== Segment start ==
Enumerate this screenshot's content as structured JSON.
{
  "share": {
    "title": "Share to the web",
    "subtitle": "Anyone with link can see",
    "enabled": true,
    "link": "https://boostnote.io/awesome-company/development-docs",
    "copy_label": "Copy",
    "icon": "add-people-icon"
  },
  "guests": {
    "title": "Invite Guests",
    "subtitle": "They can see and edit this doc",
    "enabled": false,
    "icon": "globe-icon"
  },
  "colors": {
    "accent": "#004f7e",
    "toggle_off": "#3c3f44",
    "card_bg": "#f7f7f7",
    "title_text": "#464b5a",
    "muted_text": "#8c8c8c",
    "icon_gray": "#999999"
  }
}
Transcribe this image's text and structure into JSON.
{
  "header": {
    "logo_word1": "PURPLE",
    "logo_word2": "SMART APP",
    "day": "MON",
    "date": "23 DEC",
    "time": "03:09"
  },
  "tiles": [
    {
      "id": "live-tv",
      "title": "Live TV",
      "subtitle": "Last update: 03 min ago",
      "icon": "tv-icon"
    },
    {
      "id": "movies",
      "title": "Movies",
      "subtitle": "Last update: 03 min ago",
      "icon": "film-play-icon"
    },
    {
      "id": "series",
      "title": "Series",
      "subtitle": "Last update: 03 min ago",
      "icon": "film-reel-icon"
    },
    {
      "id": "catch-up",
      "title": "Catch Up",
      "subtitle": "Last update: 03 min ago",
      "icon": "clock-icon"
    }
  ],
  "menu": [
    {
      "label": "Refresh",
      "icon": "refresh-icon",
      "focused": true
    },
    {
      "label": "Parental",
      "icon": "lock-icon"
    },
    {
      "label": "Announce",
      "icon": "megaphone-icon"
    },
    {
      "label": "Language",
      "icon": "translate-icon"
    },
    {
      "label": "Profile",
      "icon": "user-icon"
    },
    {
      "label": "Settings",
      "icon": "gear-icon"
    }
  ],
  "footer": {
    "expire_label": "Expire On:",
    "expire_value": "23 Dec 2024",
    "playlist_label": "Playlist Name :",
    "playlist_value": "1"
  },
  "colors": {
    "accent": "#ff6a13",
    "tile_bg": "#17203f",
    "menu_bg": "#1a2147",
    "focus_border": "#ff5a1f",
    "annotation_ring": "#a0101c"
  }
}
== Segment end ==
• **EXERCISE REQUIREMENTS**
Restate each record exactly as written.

• **ANSWER BOX**
Enumerate this screenshot's content as structured JSON.
{
  "share": {
    "title": "Share to the web",
    "subtitle": "Anyone with link can see",
    "enabled": true,
    "link": "https://boostnote.io/awesome-company/development-docs",
    "copy_label": "Copy",
    "icon": "add-people-icon"
  },
  "guests": {
    "title": "Invite Guests",
    "subtitle": "They can see and edit this doc",
    "enabled": false,
    "icon": "globe-icon"
  },
  "colors": {
    "accent": "#004f7e",
    "toggle_off": "#3c3f44",
    "card_bg": "#f7f7f7",
    "title_text": "#464b5a",
    "muted_text": "#8c8c8c",
    "icon_gray": "#999999"
  }
}
Transcribe this image's text and structure into JSON.
{
  "header": {
    "logo_word1": "PURPLE",
    "logo_word2": "SMART APP",
    "day": "MON",
    "date": "23 DEC",
    "time": "03:09"
  },
  "tiles": [
    {
      "id": "live-tv",
      "title": "Live TV",
      "subtitle": "Last update: 03 min ago",
      "icon": "tv-icon"
    },
    {
      "id": "movies",
      "title": "Movies",
      "subtitle": "Last update: 03 min ago",
      "icon": "film-play-icon"
    },
    {
      "id": "series",
      "title": "Series",
      "subtitle": "Last update: 03 min ago",
      "icon": "film-reel-icon"
    },
    {
      "id": "catch-up",
      "title": "Catch Up",
      "subtitle": "Last update: 03 min ago",
      "icon": "clock-icon"
    }
  ],
  "menu": [
    {
      "label": "Refresh",
      "icon": "refresh-icon",
      "focused": true
    },
    {
      "label": "Parental",
      "icon": "lock-icon"
    },
    {
      "label": "Announce",
      "icon": "megaphone-icon"
    },
    {
      "label": "Language",
      "icon": "translate-icon"
    },
    {
      "label": "Profile",
      "icon": "user-icon"
    },
    {
      "label": "Settings",
      "icon": "gear-icon"
    }
  ],
  "footer": {
    "expire_label": "Expire On:",
    "expire_value": "23 Dec 2024",
    "playlist_label": "Playlist Name :",
    "playlist_value": "1"
  },
  "colors": {
    "accent": "#ff6a13",
    "tile_bg": "#17203f",
    "menu_bg": "#1a2147",
    "focus_border": "#ff5a1f",
    "annotation_ring": "#a0101c"
  }
}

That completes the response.